## YOUR ASSIGNMENT
A word-for-word copy of the entries, with images excluded, is the expected answer.

[DATA PROVIDED — start]

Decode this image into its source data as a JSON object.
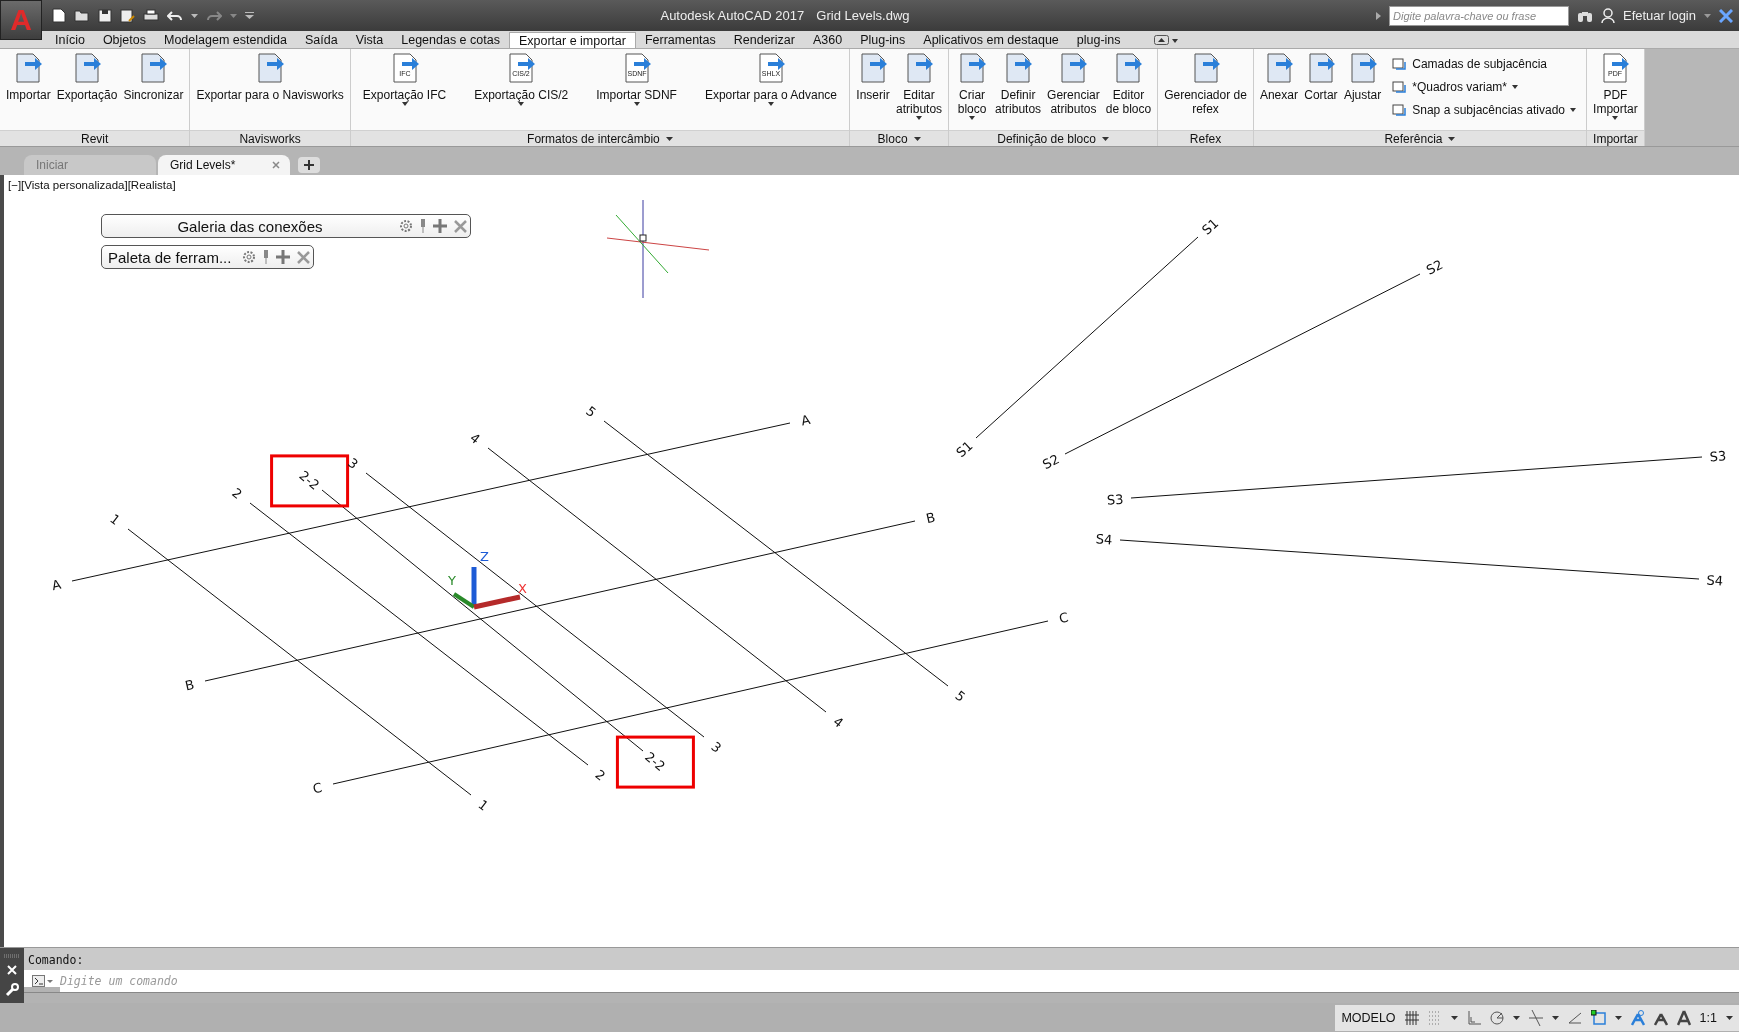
{
  "title_bar": {
    "app_logo": "A",
    "app_name": "Autodesk AutoCAD 2017",
    "file_name": "Grid Levels.dwg",
    "search": {
      "placeholder": "Digite palavra-chave ou frase"
    },
    "login": "Efetuar login"
  },
  "menu_tabs": [
    {
      "label": "Início",
      "selected": false
    },
    {
      "label": "Objetos",
      "selected": false
    },
    {
      "label": "Modelagem estendida",
      "selected": false
    },
    {
      "label": "Saída",
      "selected": false
    },
    {
      "label": "Vista",
      "selected": false
    },
    {
      "label": "Legendas e cotas",
      "selected": false
    },
    {
      "label": "Exportar e importar",
      "selected": true
    },
    {
      "label": "Ferramentas",
      "selected": false
    },
    {
      "label": "Renderizar",
      "selected": false
    },
    {
      "label": "A360",
      "selected": false
    },
    {
      "label": "Plug-ins",
      "selected": false
    },
    {
      "label": "Aplicativos em destaque",
      "selected": false
    },
    {
      "label": "plug-ins",
      "selected": false
    }
  ],
  "ribbon_panels": [
    {
      "title": "Revit",
      "title_dropdown": false,
      "buttons": [
        {
          "label": "Importar",
          "dropdown": false
        },
        {
          "label": "Exportação",
          "dropdown": false
        },
        {
          "label": "Sincronizar",
          "dropdown": false
        }
      ]
    },
    {
      "title": "Navisworks",
      "title_dropdown": false,
      "buttons": [
        {
          "label": "Exportar para o Navisworks",
          "dropdown": false
        }
      ]
    },
    {
      "title": "Formatos de intercâmbio",
      "title_dropdown": true,
      "buttons": [
        {
          "label": "Exportação IFC",
          "badge": "IFC",
          "dropdown": true
        },
        {
          "label": "Exportação CIS/2",
          "badge": "CIS/2",
          "dropdown": true
        },
        {
          "label": "Importar SDNF",
          "badge": "SDNF",
          "dropdown": true
        },
        {
          "label": "Exportar para o Advance",
          "badge": "SHLX",
          "dropdown": true
        }
      ]
    },
    {
      "title": "Bloco",
      "title_dropdown": true,
      "buttons": [
        {
          "label": "Inserir",
          "dropdown": false
        },
        {
          "label": "Editar\natributos",
          "dropdown": true
        }
      ]
    },
    {
      "title": "Definição de bloco",
      "title_dropdown": true,
      "buttons": [
        {
          "label": "Criar\nbloco",
          "dropdown": true
        },
        {
          "label": "Definir\natributos",
          "dropdown": false
        },
        {
          "label": "Gerenciar\natributos",
          "dropdown": false
        },
        {
          "label": "Editor\nde bloco",
          "dropdown": false
        }
      ]
    },
    {
      "title": "Refex",
      "title_dropdown": false,
      "buttons": [
        {
          "label": "Gerenciador de\nrefex",
          "dropdown": false
        }
      ]
    },
    {
      "title": "Referência",
      "title_dropdown": true,
      "buttons": [
        {
          "label": "Anexar",
          "dropdown": false
        },
        {
          "label": "Cortar",
          "dropdown": false
        },
        {
          "label": "Ajustar",
          "dropdown": false
        }
      ],
      "small_buttons": [
        {
          "label": "Camadas de subjacência",
          "dropdown": false
        },
        {
          "label": "*Quadros variam*",
          "dropdown": true
        },
        {
          "label": "Snap a subjacências ativado",
          "dropdown": true
        }
      ]
    },
    {
      "title": "Importar",
      "title_dropdown": false,
      "buttons": [
        {
          "label": "PDF\nImportar",
          "badge": "PDF",
          "dropdown": true
        }
      ]
    }
  ],
  "file_tabs": [
    {
      "label": "Iniciar",
      "selected": false
    },
    {
      "label": "Grid Levels*",
      "selected": true
    }
  ],
  "viewport_label": "[−][Vista personalizada][Realista]",
  "palettes": [
    {
      "title": "Galeria das conexões"
    },
    {
      "title": "Paleta de ferram..."
    }
  ],
  "grid_lines": [
    {
      "start_label": "A",
      "end_label": "A",
      "highlighted": false
    },
    {
      "start_label": "B",
      "end_label": "B",
      "highlighted": false
    },
    {
      "start_label": "C",
      "end_label": "C",
      "highlighted": false
    },
    {
      "start_label": "1",
      "end_label": "1",
      "highlighted": false
    },
    {
      "start_label": "2",
      "end_label": "2",
      "highlighted": false
    },
    {
      "start_label": "2-2",
      "end_label": "2-2",
      "highlighted": true
    },
    {
      "start_label": "3",
      "end_label": "3",
      "highlighted": false
    },
    {
      "start_label": "4",
      "end_label": "4",
      "highlighted": false
    },
    {
      "start_label": "5",
      "end_label": "5",
      "highlighted": false
    },
    {
      "start_label": "S1",
      "end_label": "S1",
      "highlighted": false
    },
    {
      "start_label": "S2",
      "end_label": "S2",
      "highlighted": false
    },
    {
      "start_label": "S3",
      "end_label": "S3",
      "highlighted": false
    },
    {
      "start_label": "S4",
      "end_label": "S4",
      "highlighted": false
    }
  ],
  "ucs": {
    "x": "X",
    "y": "Y",
    "z": "Z"
  },
  "command_line": {
    "history": "Comando:",
    "placeholder": "Digite um comando"
  },
  "status_bar": {
    "mode": "MODELO",
    "scale": "1:1"
  }
}
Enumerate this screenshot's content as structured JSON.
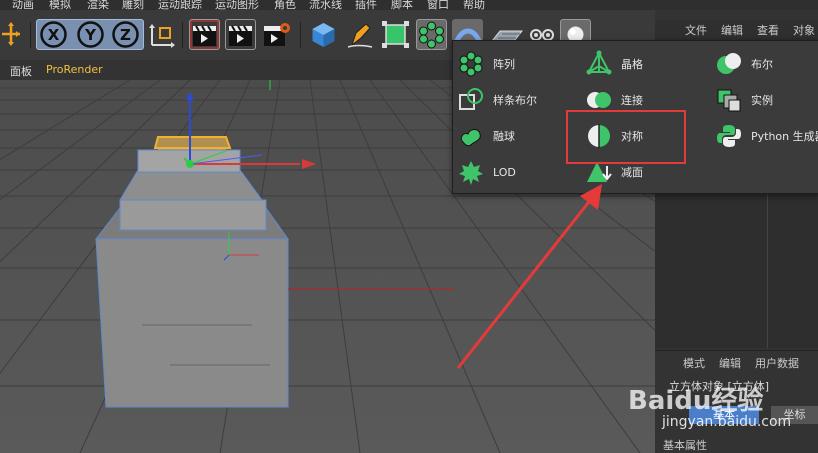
{
  "menubar": {
    "items": [
      "动画",
      "模拟",
      "渲染",
      "雕刻",
      "运动跟踪",
      "运动图形",
      "角色",
      "流水线",
      "插件",
      "脚本",
      "窗口",
      "帮助"
    ]
  },
  "toolbar": {
    "x_label": "X",
    "y_label": "Y",
    "z_label": "Z"
  },
  "modebar": {
    "panel_label": "面板",
    "prorender_label": "ProRender"
  },
  "object_manager": {
    "menu": [
      "文件",
      "编辑",
      "查看",
      "对象"
    ]
  },
  "popup": {
    "items": [
      {
        "label": "阵列",
        "icon": "array-icon"
      },
      {
        "label": "样条布尔",
        "icon": "spline-boolean-icon"
      },
      {
        "label": "融球",
        "icon": "metaball-icon"
      },
      {
        "label": "LOD",
        "icon": "lod-icon"
      },
      {
        "label": "晶格",
        "icon": "atom-array-icon"
      },
      {
        "label": "连接",
        "icon": "connect-icon"
      },
      {
        "label": "对称",
        "icon": "symmetry-icon"
      },
      {
        "label": "减面",
        "icon": "polygon-reduction-icon"
      },
      {
        "label": "布尔",
        "icon": "boole-icon"
      },
      {
        "label": "实例",
        "icon": "instance-icon"
      },
      {
        "label": "Python 生成器",
        "icon": "python-generator-icon"
      }
    ]
  },
  "attributes": {
    "menu": [
      "模式",
      "编辑",
      "用户数据"
    ],
    "object_title": "立方体对象 [立方体]",
    "tab_basic": "基本",
    "tab_coord": "坐标",
    "section": "基本属性"
  },
  "watermark": {
    "text": "Baidu经验",
    "url": "jingyan.baidu.com"
  },
  "colors": {
    "highlight_red": "#e53a3a",
    "accent_green": "#3fc46a",
    "popup_bg": "#3b3b3b",
    "viewport_bg": "#4a4a4a"
  }
}
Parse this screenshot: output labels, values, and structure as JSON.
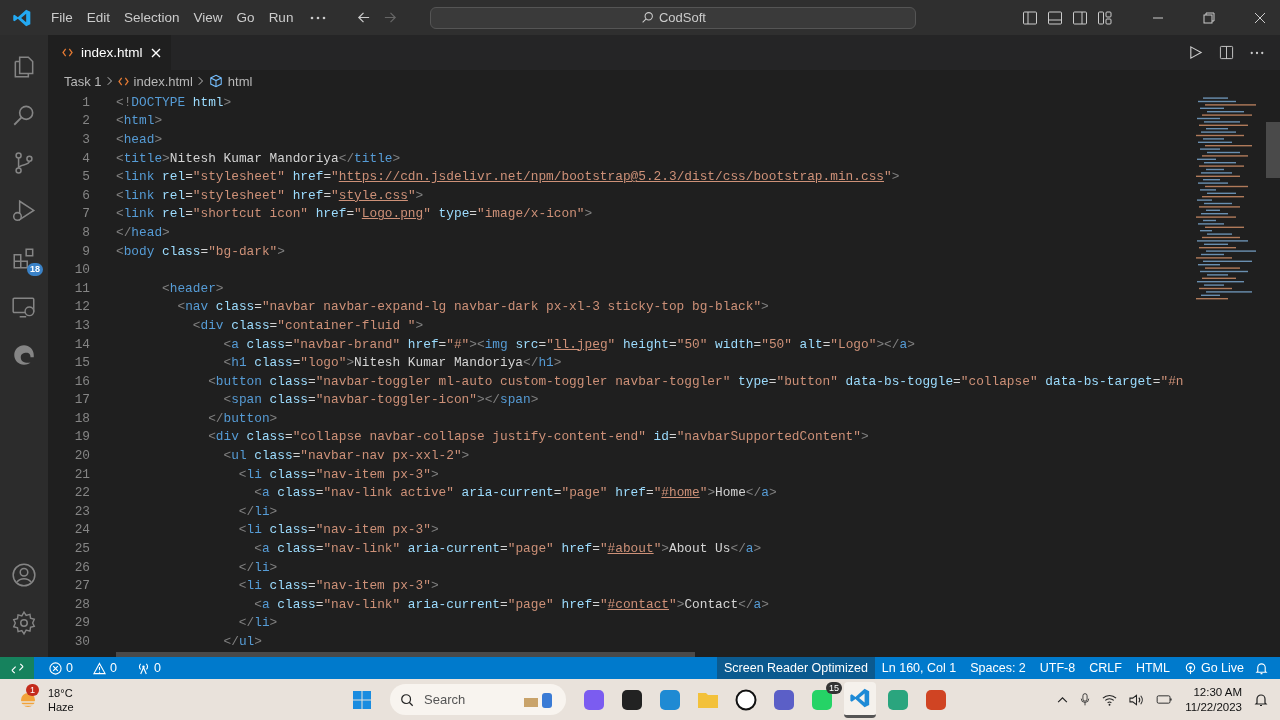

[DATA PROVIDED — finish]

## RESULT OF THIS TASK
Decode this image into its source data as a JSON object.
{
  "title_bar": {
    "app_logo": "A",
    "app_name": "Autodesk AutoCAD 2017",
    "file_name": "Grid Levels.dwg",
    "search": {
      "placeholder": "Digite palavra-chave ou frase"
    },
    "login": "Efetuar login"
  },
  "menu_tabs": [
    {
      "label": "Início",
      "selected": false
    },
    {
      "label": "Objetos",
      "selected": false
    },
    {
      "label": "Modelagem estendida",
      "selected": false
    },
    {
      "label": "Saída",
      "selected": false
    },
    {
      "label": "Vista",
      "selected": false
    },
    {
      "label": "Legendas e cotas",
      "selected": false
    },
    {
      "label": "Exportar e importar",
      "selected": true
    },
    {
      "label": "Ferramentas",
      "selected": false
    },
    {
      "label": "Renderizar",
      "selected": false
    },
    {
      "label": "A360",
      "selected": false
    },
    {
      "label": "Plug-ins",
      "selected": false
    },
    {
      "label": "Aplicativos em destaque",
      "selected": false
    },
    {
      "label": "plug-ins",
      "selected": false
    }
  ],
  "ribbon_panels": [
    {
      "title": "Revit",
      "title_dropdown": false,
      "buttons": [
        {
          "label": "Importar",
          "dropdown": false
        },
        {
          "label": "Exportação",
          "dropdown": false
        },
        {
          "label": "Sincronizar",
          "dropdown": false
        }
      ]
    },
    {
      "title": "Navisworks",
      "title_dropdown": false,
      "buttons": [
        {
          "label": "Exportar para o Navisworks",
          "dropdown": false
        }
      ]
    },
    {
      "title": "Formatos de intercâmbio",
      "title_dropdown": true,
      "buttons": [
        {
          "label": "Exportação IFC",
          "badge": "IFC",
          "dropdown": true
        },
        {
          "label": "Exportação CIS/2",
          "badge": "CIS/2",
          "dropdown": true
        },
        {
          "label": "Importar SDNF",
          "badge": "SDNF",
          "dropdown": true
        },
        {
          "label": "Exportar para o Advance",
          "badge": "SHLX",
          "dropdown": true
        }
      ]
    },
    {
      "title": "Bloco",
      "title_dropdown": true,
      "buttons": [
        {
          "label": "Inserir",
          "dropdown": false
        },
        {
          "label": "Editar\natributos",
          "dropdown": true
        }
      ]
    },
    {
      "title": "Definição de bloco",
      "title_dropdown": true,
      "buttons": [
        {
          "label": "Criar\nbloco",
          "dropdown": true
        },
        {
          "label": "Definir\natributos",
          "dropdown": false
        },
        {
          "label": "Gerenciar\natributos",
          "dropdown": false
        },
        {
          "label": "Editor\nde bloco",
          "dropdown": false
        }
      ]
    },
    {
      "title": "Refex",
      "title_dropdown": false,
      "buttons": [
        {
          "label": "Gerenciador de\nrefex",
          "dropdown": false
        }
      ]
    },
    {
      "title": "Referência",
      "title_dropdown": true,
      "buttons": [
        {
          "label": "Anexar",
          "dropdown": false
        },
        {
          "label": "Cortar",
          "dropdown": false
        },
        {
          "label": "Ajustar",
          "dropdown": false
        }
      ],
      "small_buttons": [
        {
          "label": "Camadas de subjacência",
          "dropdown": false
        },
        {
          "label": "*Quadros variam*",
          "dropdown": true
        },
        {
          "label": "Snap a subjacências ativado",
          "dropdown": true
        }
      ]
    },
    {
      "title": "Importar",
      "title_dropdown": false,
      "buttons": [
        {
          "label": "PDF\nImportar",
          "badge": "PDF",
          "dropdown": true
        }
      ]
    }
  ],
  "file_tabs": [
    {
      "label": "Iniciar",
      "selected": false
    },
    {
      "label": "Grid Levels*",
      "selected": true
    }
  ],
  "viewport_label": "[−][Vista personalizada][Realista]",
  "palettes": [
    {
      "title": "Galeria das conexões"
    },
    {
      "title": "Paleta de ferram..."
    }
  ],
  "grid_lines": [
    {
      "start_label": "A",
      "end_label": "A",
      "highlighted": false
    },
    {
      "start_label": "B",
      "end_label": "B",
      "highlighted": false
    },
    {
      "start_label": "C",
      "end_label": "C",
      "highlighted": false
    },
    {
      "start_label": "1",
      "end_label": "1",
      "highlighted": false
    },
    {
      "start_label": "2",
      "end_label": "2",
      "highlighted": false
    },
    {
      "start_label": "2-2",
      "end_label": "2-2",
      "highlighted": true
    },
    {
      "start_label": "3",
      "end_label": "3",
      "highlighted": false
    },
    {
      "start_label": "4",
      "end_label": "4",
      "highlighted": false
    },
    {
      "start_label": "5",
      "end_label": "5",
      "highlighted": false
    },
    {
      "start_label": "S1",
      "end_label": "S1",
      "highlighted": false
    },
    {
      "start_label": "S2",
      "end_label": "S2",
      "highlighted": false
    },
    {
      "start_label": "S3",
      "end_label": "S3",
      "highlighted": false
    },
    {
      "start_label": "S4",
      "end_label": "S4",
      "highlighted": false
    }
  ],
  "ucs": {
    "x": "X",
    "y": "Y",
    "z": "Z"
  },
  "command_line": {
    "history": "Comando:",
    "placeholder": "Digite um comando"
  },
  "status_bar": {
    "mode": "MODELO",
    "scale": "1:1"
  }
}
Enumerate this screenshot's content as structured JSON.
{
  "menubar": {
    "items": [
      "动画",
      "模拟",
      "渲染",
      "雕刻",
      "运动跟踪",
      "运动图形",
      "角色",
      "流水线",
      "插件",
      "脚本",
      "窗口",
      "帮助"
    ]
  },
  "toolbar": {
    "x_label": "X",
    "y_label": "Y",
    "z_label": "Z"
  },
  "modebar": {
    "panel_label": "面板",
    "prorender_label": "ProRender"
  },
  "object_manager": {
    "menu": [
      "文件",
      "编辑",
      "查看",
      "对象"
    ]
  },
  "popup": {
    "items": [
      {
        "label": "阵列",
        "icon": "array-icon"
      },
      {
        "label": "样条布尔",
        "icon": "spline-boolean-icon"
      },
      {
        "label": "融球",
        "icon": "metaball-icon"
      },
      {
        "label": "LOD",
        "icon": "lod-icon"
      },
      {
        "label": "晶格",
        "icon": "atom-array-icon"
      },
      {
        "label": "连接",
        "icon": "connect-icon"
      },
      {
        "label": "对称",
        "icon": "symmetry-icon"
      },
      {
        "label": "减面",
        "icon": "polygon-reduction-icon"
      },
      {
        "label": "布尔",
        "icon": "boole-icon"
      },
      {
        "label": "实例",
        "icon": "instance-icon"
      },
      {
        "label": "Python 生成器",
        "icon": "python-generator-icon"
      }
    ]
  },
  "attributes": {
    "menu": [
      "模式",
      "编辑",
      "用户数据"
    ],
    "object_title": "立方体对象 [立方体]",
    "tab_basic": "基本",
    "tab_coord": "坐标",
    "section": "基本属性"
  },
  "watermark": {
    "text": "Baidu经验",
    "url": "jingyan.baidu.com"
  },
  "colors": {
    "highlight_red": "#e53a3a",
    "accent_green": "#3fc46a",
    "popup_bg": "#3b3b3b",
    "viewport_bg": "#4a4a4a"
  }
}
Parse this screenshot: output labels, values, and structure as JSON.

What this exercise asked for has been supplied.